Baseball’s proposal is a non-starter and not just because the players’ union is against anything that resembles a salary cap.
The owners have never opened their books to the players and they aren’t expected to start now. In that case, how can they expect the players to accept a 50-50 split of revenues instead of prorated shares of their previously agreed-upon salaries? Do they really think the players will blindly trust them?
Never mind the union is convinced the dispute was settled in an earlier agreement that outlined what would happen if the season is canceled.
Major League Baseball didn’t make the union a formal offer Tuesday, when the two sides opened talks on how to salvage a season that was disrupted by the coronavirus outbreak. But the details of the league’s impending offer already were widely reported, leading to speculation around the industry on why the owners would bother to prepare a proposal they know will be rejected.
The prevailing view is that everyone involved knows how much the game would be damaged if the season is canceled for financial reasons. If baseball loses fans now, it might never win them back.

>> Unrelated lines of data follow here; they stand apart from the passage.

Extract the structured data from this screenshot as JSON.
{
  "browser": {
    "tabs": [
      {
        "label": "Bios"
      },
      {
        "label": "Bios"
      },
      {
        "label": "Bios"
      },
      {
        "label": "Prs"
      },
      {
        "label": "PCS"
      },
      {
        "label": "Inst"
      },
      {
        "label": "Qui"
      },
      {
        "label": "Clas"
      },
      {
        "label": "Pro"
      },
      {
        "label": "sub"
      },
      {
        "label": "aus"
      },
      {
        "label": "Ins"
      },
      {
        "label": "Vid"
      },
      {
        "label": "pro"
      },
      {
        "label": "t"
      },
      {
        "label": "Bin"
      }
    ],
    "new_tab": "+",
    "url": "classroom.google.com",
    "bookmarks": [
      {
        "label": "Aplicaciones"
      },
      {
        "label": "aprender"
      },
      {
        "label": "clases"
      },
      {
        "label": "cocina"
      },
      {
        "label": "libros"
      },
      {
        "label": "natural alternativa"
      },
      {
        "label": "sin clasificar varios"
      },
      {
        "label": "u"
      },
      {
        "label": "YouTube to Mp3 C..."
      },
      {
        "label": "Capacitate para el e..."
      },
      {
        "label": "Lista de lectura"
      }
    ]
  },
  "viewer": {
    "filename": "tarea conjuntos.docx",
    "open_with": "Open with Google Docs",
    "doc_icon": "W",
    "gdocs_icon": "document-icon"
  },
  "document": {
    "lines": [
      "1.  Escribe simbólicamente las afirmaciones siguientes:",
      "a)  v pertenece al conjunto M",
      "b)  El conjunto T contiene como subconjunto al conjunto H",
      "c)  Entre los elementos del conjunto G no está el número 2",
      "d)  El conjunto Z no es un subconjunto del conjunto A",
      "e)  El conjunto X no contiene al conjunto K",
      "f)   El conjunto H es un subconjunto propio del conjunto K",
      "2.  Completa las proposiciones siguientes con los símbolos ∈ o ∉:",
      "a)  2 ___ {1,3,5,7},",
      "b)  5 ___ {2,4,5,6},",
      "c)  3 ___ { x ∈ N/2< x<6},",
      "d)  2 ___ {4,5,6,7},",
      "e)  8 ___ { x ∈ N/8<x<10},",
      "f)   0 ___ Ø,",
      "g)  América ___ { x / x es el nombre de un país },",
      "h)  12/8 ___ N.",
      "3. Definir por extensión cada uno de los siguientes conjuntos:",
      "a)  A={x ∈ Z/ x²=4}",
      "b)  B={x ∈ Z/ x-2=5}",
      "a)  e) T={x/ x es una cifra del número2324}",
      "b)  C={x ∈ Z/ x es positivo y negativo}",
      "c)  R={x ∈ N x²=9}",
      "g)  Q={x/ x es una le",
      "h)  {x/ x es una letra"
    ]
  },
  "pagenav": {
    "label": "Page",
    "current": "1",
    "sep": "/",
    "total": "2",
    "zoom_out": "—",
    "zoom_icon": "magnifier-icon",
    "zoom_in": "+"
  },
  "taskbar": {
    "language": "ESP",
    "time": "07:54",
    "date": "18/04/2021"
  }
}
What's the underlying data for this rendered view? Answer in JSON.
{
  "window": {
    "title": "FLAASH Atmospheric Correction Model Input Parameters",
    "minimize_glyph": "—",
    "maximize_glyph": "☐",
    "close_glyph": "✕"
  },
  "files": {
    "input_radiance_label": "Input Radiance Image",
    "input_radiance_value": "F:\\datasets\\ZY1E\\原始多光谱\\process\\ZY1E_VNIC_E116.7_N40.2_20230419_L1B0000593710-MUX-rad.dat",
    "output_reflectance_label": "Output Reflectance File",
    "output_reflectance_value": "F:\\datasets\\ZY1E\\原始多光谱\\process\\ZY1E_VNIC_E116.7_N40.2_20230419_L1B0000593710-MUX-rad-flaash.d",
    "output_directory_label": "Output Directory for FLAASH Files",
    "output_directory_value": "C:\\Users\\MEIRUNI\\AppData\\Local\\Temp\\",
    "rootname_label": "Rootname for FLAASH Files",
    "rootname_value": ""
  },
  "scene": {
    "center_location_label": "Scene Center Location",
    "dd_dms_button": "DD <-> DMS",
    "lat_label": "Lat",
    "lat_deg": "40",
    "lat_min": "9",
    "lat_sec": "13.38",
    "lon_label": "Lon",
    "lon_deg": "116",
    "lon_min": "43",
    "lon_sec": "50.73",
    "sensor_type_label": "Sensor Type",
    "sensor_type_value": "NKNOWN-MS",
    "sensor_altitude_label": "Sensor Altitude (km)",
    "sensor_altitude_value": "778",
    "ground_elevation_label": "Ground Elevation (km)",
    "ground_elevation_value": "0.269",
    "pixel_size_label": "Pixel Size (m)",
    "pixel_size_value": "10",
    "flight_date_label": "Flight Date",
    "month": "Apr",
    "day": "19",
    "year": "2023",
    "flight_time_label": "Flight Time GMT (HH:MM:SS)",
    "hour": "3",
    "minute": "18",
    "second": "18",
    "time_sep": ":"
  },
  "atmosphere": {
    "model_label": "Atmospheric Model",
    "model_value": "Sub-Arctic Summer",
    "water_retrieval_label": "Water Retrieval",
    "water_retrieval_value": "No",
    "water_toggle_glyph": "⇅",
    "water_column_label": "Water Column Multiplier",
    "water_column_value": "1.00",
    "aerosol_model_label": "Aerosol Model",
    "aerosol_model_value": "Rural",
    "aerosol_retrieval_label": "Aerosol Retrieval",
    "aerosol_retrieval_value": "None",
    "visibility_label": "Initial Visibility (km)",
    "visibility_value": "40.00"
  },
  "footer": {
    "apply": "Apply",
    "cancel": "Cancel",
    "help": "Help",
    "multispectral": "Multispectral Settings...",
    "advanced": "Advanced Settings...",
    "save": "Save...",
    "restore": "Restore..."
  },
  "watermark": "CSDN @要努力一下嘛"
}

“I think both sides understand the importance of playing this season,” said a player agent, who spoke under the condition of anonymity because of the sensitivity of the situation.
A particularly optimistic theory was offered by another agent, who speculated the league’s impending offer was merely a vehicle to buy time for teams to resolve their problems. The supposition was that middle-market teams that are more financially dependent on their gates want big-market teams with more lucrative television deals to cover their losses, and the commissioner’s office is performing what is essentially due diligence by trying to pass that cost to the players.
In this version of reality, enough teams still would have an incentive to stage a season. Players could help cash-strapped teams by agreeing to defer some of their salaries.
The more cynical perspective is that this is entirely a setup, a public-relations stunt to position the league favorably to negotiate the next collective bargaining agreement. The current CBA expires at the end of the 2021 season.
If the owners have a problem with the players’ skepticism, they have only themselves to blame. They welcomed an analytics movement primarily designed to reduce player salaries. They have become thriftier on the free-agent market, even though baseball’s compensation system has long been an implicit agreement to reward players for how they were underpaid in their first six or seven years in the league.
And it’s not as if the owners have shown they prioritize the long-term health of the sport over their short-term bottom lines.
The draft, for example. This year it will be only five rounds, even though this is a sport in which the futures of players are famously difficult to forecast.
An argument could be made that drafted players would have nowhere to play this year. Coincidentally or not, however, there were plans for teams to reduce costs by eliminating some of their minor league affiliates, many of them in communities that otherwise wouldn’t have baseball.
So much for the good of the game.
Of course, most fans don’t want to hear this. They never have. What they want is to watch baseball. And if that’s taken away from them, it’s much easier for them to fault players they feel they know intimately than an owner they barely recognize.
And this is what the owners are counting on.
They have always tapped into public hostility toward the millionaire laborer, a resentment that finds its loudest and laziest voices in fellow millionaires. Tuesday was no different. Illinois Gov. J.B. Pritzker, a Democrat and member of the family that owns the Hyatt chain, invoked the familiar trope of player greed when he told reporters: “I’m disappointed in many ways that players are holding out for these very, very high salaries and payments during a time when I think everybody is sacrificing.”
An even more egregious scold was by ESPN analyst Mark Teixeira, a former players’ union leader who reaped more than $213 million in his 14-year career: “Players need to understand that if they turn this deal down and shut the sport down, they’re not making a cent. I would rather make pennies on the dollar and give hope to people and play baseball than not make anything and lose an entire year.”
And if players don’t return to the field and help create the appearance the country is returning to normality? The owners know where blame will fall.